Dataset content ->
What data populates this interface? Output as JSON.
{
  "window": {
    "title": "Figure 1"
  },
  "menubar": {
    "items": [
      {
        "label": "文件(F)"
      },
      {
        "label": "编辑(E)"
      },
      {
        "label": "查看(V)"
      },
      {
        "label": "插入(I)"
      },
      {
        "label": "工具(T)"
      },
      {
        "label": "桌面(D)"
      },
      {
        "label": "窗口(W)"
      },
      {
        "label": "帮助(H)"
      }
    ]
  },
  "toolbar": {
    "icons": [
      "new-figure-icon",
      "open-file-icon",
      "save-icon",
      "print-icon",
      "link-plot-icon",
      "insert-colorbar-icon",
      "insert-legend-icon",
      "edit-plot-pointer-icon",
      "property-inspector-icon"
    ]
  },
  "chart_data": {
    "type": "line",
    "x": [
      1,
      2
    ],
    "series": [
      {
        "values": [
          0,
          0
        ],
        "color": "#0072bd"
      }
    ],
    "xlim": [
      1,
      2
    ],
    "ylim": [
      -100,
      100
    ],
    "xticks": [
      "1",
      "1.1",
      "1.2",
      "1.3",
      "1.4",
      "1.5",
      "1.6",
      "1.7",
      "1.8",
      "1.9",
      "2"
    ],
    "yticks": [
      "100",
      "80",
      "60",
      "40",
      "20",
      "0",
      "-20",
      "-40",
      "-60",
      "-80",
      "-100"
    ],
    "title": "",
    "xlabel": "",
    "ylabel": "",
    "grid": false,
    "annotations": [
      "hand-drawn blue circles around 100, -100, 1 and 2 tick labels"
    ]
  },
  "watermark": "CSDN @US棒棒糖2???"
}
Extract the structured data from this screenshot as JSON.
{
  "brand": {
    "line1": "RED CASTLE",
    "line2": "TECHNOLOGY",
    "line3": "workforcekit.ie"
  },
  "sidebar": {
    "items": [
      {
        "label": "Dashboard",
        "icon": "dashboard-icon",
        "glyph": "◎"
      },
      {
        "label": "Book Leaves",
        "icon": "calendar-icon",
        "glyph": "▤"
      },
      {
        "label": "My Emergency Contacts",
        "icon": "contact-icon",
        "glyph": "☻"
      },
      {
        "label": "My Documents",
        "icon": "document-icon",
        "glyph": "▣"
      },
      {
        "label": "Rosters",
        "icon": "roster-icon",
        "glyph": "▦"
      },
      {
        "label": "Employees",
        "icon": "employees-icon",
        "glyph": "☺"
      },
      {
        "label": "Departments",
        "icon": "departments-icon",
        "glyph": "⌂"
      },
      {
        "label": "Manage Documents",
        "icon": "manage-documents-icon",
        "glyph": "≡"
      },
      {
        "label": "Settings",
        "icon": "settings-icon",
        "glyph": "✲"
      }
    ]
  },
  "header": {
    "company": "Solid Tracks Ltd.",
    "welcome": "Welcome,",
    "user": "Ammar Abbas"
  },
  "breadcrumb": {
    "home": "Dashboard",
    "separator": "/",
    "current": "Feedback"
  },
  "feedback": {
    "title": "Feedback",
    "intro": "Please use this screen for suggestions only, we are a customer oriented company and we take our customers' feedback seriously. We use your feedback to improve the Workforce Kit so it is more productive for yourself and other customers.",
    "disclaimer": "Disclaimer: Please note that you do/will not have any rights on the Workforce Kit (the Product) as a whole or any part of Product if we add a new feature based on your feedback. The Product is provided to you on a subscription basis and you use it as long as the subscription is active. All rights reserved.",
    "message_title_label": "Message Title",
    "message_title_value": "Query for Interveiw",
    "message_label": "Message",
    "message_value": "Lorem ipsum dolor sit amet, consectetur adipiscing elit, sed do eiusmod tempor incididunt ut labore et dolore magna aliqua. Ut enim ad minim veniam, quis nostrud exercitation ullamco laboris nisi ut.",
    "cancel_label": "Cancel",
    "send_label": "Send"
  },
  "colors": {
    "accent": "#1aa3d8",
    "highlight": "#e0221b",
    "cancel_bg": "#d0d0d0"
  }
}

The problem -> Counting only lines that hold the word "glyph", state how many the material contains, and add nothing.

Output of the task -> 9